Create a medallion on the chimney or above the hearth by grouping decorative tiles. In this design, four 6"x6" Celtic tiles form a Moorish Star pattern. Quarter design tiles are perfect for creating accent medallions set-off from field tile. The Celtic line is great if you want to achieve a stone-look using ceramic tiles. The Celtic line come in two finishes: Botticino and Cedar.

Celtic Moorish Star Accent for Fireplace
Celtic Moorish Star Accent for Fireplace

Celtic Moorish Star in Cedar
Celtic Moorish Star in Cedar 6" x 6" Quarter Design

You can get more fireplace tile ideas from our friends at houzz.com and don't miss Fall Fixes: Get Your Fireplace Cold-Weather Ready. Do you have a favorite fireplace tile or hearth tile design?

Tuesday, October 4, 2011

Marbled Cement Tile

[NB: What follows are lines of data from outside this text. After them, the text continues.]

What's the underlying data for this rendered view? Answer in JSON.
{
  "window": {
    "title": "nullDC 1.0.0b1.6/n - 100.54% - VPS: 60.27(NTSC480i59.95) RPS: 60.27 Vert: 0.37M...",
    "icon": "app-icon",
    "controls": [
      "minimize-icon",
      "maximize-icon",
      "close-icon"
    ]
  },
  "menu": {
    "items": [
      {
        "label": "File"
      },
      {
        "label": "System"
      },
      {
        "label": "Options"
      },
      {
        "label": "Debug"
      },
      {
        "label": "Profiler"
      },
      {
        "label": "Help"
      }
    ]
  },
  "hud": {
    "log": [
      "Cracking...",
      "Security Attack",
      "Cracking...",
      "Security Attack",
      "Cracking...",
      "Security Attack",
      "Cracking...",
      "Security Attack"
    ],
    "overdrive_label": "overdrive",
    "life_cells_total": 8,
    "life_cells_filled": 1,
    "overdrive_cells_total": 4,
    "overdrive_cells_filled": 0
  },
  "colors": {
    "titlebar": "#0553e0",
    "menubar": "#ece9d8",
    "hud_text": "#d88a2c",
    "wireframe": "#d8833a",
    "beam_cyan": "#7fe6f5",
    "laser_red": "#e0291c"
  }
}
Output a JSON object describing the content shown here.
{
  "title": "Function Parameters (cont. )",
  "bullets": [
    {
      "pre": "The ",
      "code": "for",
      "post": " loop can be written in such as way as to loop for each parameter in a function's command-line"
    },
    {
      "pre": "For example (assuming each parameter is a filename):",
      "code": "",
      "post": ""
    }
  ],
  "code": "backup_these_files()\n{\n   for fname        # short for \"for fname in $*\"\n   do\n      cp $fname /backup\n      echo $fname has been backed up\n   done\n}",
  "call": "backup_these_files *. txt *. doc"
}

When you think of cement tile, you generally think of patterns that repeat to create a design on the floor or wall. Cement tile patterns can be historical or contemporary; however, a new trend in cement tiles is using them to create a faux stone look that replicates marble, granite or terrazzo. Here’s an example of the look created using four faux granite cement tiles.

Faux Granite Cement Tile
Faux Granite Cement Tile

The ‘pattern’ is created randomly with the hand of the artist and can include any of the colors available in the manufacturer’s cement tile color palette. In these two examples, a simple color scheme of black, grey and white is used. Above the colors are 'dripped' to create a faux granite or terrazzo look for the cement tile. Below, a marbled cement tile is created by lightly streaking the accent colors through the base color in short, random strokes.

Marbled Cement Tile
Marbled Cement Tile

The flexibility of cement tiles allows you to create the same effect in any color palette, like this marbled cement tile in yellow, white and grey.

Marbled Cement Tile
Marbled Cement Tile

Or, like this:

Marbled Cement Tile
Marbled Cement Tile

A streaked pattern is created on cement tile using longer strokes in a more consistent style.

Streaked Cement Tile
Streaked Cement Tile

Using a streaked effect on the cement tiles creates a contemporary free-form pattern. This design is a lot of fun in the right environment.

Streaked Cement Tile
Streaked Cement Tile

Who says you can’t teach old tile new tricks? What do you think of these tiles? Do you like the faux granite cement tile, streaked cement tile, or marbled cement tile best?